[Collected data entries]
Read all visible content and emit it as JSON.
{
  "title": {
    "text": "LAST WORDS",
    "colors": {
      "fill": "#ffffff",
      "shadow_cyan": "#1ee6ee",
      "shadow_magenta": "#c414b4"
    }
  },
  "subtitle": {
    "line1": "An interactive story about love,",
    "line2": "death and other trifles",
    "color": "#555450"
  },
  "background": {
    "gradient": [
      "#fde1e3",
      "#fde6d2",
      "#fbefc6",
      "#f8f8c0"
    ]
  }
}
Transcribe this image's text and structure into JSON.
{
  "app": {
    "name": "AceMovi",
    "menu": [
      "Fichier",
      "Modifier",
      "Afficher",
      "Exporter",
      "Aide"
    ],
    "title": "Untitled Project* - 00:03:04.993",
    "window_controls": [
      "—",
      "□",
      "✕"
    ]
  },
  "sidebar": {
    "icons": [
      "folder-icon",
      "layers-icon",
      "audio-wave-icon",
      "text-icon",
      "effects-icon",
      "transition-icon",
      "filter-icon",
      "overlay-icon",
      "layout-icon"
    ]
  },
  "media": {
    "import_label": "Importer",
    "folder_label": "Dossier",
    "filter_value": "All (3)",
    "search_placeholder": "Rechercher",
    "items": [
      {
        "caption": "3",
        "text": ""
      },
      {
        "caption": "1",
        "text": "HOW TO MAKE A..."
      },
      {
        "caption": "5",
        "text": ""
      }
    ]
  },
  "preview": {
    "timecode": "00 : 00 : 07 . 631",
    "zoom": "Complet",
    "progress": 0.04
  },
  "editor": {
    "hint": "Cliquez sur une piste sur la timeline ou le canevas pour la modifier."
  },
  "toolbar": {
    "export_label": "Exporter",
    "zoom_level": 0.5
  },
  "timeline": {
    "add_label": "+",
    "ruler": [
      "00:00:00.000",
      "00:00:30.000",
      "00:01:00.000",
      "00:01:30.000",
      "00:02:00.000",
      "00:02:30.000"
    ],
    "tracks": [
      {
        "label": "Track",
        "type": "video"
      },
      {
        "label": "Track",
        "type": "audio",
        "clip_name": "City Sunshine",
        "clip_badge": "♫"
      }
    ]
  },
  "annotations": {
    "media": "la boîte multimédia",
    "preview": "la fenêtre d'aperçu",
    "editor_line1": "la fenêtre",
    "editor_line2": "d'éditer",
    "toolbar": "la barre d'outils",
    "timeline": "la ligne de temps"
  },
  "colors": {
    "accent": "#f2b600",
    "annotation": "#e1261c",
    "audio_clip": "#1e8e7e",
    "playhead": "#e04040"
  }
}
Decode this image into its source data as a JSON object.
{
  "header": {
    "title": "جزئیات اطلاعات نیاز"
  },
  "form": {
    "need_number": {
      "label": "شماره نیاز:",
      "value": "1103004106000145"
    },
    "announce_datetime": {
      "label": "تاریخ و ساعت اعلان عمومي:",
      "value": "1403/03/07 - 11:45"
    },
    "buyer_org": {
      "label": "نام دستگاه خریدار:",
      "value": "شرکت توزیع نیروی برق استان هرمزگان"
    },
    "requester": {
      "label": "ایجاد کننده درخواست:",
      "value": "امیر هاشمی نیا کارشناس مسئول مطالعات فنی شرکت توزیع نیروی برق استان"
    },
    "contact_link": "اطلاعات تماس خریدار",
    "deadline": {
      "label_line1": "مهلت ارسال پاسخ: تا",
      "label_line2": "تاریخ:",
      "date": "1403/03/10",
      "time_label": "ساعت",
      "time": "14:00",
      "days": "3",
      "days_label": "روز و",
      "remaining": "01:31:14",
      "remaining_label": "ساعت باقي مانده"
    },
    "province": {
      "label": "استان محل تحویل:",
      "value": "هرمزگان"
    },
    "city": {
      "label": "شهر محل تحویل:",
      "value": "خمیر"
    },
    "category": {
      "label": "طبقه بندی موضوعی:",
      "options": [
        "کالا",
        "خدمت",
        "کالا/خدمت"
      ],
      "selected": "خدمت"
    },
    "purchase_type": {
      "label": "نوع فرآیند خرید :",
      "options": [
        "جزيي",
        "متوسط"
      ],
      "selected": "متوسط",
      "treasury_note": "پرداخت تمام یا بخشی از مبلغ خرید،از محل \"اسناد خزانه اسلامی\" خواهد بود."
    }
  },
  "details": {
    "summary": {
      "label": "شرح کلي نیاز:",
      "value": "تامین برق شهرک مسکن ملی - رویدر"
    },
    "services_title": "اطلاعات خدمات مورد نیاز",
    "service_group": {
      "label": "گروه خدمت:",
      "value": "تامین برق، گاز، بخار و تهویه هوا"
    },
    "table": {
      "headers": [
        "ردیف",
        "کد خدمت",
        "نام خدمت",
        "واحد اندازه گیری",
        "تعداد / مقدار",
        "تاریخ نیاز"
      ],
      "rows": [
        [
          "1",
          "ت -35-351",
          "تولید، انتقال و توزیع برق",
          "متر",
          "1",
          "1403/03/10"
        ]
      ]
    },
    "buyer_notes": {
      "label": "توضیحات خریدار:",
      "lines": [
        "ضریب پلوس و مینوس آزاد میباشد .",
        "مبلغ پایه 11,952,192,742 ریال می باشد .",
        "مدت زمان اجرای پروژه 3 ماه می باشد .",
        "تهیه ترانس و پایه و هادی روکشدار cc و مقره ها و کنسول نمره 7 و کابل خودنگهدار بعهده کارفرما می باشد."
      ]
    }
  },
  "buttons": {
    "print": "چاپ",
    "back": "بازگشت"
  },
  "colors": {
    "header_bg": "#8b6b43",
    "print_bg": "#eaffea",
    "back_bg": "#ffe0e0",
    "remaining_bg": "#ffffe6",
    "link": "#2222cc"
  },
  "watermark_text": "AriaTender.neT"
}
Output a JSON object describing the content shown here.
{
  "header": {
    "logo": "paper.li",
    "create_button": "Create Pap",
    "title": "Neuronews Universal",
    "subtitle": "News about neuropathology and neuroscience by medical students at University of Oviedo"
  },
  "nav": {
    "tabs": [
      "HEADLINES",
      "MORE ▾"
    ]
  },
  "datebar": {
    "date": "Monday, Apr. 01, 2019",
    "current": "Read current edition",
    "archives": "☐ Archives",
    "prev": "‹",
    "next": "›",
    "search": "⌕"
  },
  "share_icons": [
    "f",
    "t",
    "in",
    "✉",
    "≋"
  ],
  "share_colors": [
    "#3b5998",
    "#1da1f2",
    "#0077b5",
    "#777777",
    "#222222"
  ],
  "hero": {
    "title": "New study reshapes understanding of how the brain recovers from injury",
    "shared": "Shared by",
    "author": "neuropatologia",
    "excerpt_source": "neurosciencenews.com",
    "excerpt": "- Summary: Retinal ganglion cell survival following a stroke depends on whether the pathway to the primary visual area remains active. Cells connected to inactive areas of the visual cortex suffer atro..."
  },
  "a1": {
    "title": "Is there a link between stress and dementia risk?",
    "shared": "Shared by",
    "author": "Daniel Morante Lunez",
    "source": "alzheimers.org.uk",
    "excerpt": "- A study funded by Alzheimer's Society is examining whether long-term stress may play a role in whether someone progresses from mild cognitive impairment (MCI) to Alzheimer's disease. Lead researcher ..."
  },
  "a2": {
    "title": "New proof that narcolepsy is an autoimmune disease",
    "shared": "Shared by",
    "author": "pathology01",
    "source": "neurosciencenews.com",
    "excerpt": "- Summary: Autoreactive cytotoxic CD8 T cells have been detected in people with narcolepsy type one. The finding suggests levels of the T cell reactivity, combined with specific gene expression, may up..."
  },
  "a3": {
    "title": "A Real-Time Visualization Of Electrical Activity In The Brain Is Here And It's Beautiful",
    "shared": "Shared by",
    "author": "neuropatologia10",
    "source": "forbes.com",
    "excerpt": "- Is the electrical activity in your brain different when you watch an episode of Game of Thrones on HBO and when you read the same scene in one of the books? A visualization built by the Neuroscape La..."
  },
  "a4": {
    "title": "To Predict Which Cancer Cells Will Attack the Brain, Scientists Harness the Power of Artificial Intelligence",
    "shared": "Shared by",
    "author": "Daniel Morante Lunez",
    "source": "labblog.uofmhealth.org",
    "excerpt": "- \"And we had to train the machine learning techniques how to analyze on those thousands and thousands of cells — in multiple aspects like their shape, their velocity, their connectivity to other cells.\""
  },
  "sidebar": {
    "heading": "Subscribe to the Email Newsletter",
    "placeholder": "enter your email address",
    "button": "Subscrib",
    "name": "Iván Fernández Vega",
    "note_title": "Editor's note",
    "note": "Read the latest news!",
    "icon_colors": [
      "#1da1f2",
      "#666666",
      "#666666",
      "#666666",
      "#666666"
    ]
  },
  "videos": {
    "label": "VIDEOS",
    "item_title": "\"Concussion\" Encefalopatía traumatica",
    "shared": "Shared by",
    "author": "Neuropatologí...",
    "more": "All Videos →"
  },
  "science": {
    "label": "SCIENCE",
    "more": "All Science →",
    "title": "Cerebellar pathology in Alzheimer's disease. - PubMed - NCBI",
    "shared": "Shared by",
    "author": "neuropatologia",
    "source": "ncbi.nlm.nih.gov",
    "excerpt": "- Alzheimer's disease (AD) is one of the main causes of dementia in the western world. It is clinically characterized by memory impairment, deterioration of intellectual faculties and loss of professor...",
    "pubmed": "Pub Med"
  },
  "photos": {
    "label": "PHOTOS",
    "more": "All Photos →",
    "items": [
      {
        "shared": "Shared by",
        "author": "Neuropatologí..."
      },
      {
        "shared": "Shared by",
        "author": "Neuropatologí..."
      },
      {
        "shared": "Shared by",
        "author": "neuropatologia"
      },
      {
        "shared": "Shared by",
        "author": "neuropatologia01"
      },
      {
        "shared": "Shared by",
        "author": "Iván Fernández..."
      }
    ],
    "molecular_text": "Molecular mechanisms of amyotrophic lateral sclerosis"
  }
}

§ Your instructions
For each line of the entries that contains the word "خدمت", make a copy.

§ The answer
        "خدمت",
        "کالا/خدمت"
      "selected": "خدمت"
      "label": "گروه خدمت:",
        "کد خدمت",
        "نام خدمت",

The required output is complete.